WHAT IS BEING ASKED: In the listing below, count the lines that contain the string "author", and state that number without further words.

SUPPLIED DATA:
-----

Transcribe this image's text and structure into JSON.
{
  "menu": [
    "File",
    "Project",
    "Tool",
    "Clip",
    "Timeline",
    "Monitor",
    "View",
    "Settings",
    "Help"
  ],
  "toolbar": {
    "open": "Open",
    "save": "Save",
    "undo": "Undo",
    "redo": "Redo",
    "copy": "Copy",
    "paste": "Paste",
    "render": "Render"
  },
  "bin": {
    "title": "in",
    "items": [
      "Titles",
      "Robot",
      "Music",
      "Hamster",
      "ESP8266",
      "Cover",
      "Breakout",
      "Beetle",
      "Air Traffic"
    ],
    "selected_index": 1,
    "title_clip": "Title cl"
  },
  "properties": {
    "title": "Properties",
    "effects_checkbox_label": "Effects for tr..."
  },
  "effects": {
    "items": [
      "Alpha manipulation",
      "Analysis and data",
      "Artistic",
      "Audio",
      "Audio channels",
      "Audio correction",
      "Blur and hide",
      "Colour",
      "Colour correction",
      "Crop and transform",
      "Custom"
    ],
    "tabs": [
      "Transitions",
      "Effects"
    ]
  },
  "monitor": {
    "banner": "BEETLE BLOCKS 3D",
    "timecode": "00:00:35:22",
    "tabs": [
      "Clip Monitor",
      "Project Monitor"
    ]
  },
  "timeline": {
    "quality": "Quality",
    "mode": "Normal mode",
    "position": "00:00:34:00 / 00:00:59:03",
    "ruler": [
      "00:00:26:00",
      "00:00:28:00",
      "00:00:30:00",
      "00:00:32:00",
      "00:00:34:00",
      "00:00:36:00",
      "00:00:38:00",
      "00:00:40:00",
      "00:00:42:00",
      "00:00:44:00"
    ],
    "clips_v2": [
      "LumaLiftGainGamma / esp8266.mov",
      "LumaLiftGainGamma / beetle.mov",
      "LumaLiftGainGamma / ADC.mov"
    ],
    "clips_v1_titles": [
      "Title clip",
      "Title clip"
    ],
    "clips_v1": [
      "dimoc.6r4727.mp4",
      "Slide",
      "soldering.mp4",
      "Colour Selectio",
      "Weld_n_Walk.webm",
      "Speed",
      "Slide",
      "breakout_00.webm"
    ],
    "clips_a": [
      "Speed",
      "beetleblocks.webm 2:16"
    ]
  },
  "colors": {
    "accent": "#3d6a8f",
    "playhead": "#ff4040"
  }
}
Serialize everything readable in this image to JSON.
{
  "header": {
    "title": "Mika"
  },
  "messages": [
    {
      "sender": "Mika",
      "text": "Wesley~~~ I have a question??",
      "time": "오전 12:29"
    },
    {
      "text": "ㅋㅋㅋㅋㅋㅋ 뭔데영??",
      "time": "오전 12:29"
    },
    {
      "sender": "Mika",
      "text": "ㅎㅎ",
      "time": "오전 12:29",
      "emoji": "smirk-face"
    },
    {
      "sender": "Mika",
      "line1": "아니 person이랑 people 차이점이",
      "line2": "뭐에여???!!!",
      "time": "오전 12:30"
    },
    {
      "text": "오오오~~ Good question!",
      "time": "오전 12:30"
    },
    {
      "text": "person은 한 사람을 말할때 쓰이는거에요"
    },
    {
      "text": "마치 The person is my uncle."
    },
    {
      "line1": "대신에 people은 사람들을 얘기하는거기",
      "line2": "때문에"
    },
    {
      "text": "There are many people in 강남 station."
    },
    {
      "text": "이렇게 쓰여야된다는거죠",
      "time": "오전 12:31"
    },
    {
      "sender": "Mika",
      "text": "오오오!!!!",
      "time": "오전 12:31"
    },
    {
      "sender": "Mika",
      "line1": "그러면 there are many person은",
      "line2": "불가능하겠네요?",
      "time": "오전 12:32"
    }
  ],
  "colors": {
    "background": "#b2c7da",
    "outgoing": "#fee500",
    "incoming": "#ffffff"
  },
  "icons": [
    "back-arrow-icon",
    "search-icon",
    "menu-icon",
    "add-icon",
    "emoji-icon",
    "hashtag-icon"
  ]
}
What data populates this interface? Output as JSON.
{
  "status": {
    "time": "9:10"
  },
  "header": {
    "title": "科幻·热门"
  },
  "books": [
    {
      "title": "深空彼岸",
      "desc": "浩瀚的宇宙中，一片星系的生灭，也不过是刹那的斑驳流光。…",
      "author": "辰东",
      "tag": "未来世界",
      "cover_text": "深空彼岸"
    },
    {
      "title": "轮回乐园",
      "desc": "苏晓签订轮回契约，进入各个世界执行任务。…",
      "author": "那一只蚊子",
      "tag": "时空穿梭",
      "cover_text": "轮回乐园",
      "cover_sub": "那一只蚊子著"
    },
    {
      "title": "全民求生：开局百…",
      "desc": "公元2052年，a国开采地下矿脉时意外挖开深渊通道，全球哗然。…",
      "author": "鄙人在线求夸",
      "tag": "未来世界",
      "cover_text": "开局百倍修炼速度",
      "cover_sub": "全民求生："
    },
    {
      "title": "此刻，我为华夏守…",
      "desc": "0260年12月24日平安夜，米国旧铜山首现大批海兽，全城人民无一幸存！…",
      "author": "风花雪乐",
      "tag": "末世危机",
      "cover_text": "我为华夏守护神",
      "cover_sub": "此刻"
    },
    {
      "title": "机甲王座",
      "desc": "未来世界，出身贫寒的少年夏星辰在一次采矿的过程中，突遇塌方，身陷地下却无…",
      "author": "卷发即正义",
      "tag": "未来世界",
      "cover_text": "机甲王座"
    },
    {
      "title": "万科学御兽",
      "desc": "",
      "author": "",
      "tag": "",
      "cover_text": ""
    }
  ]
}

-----

RESPONSE FOR THIS EXERCISE: 6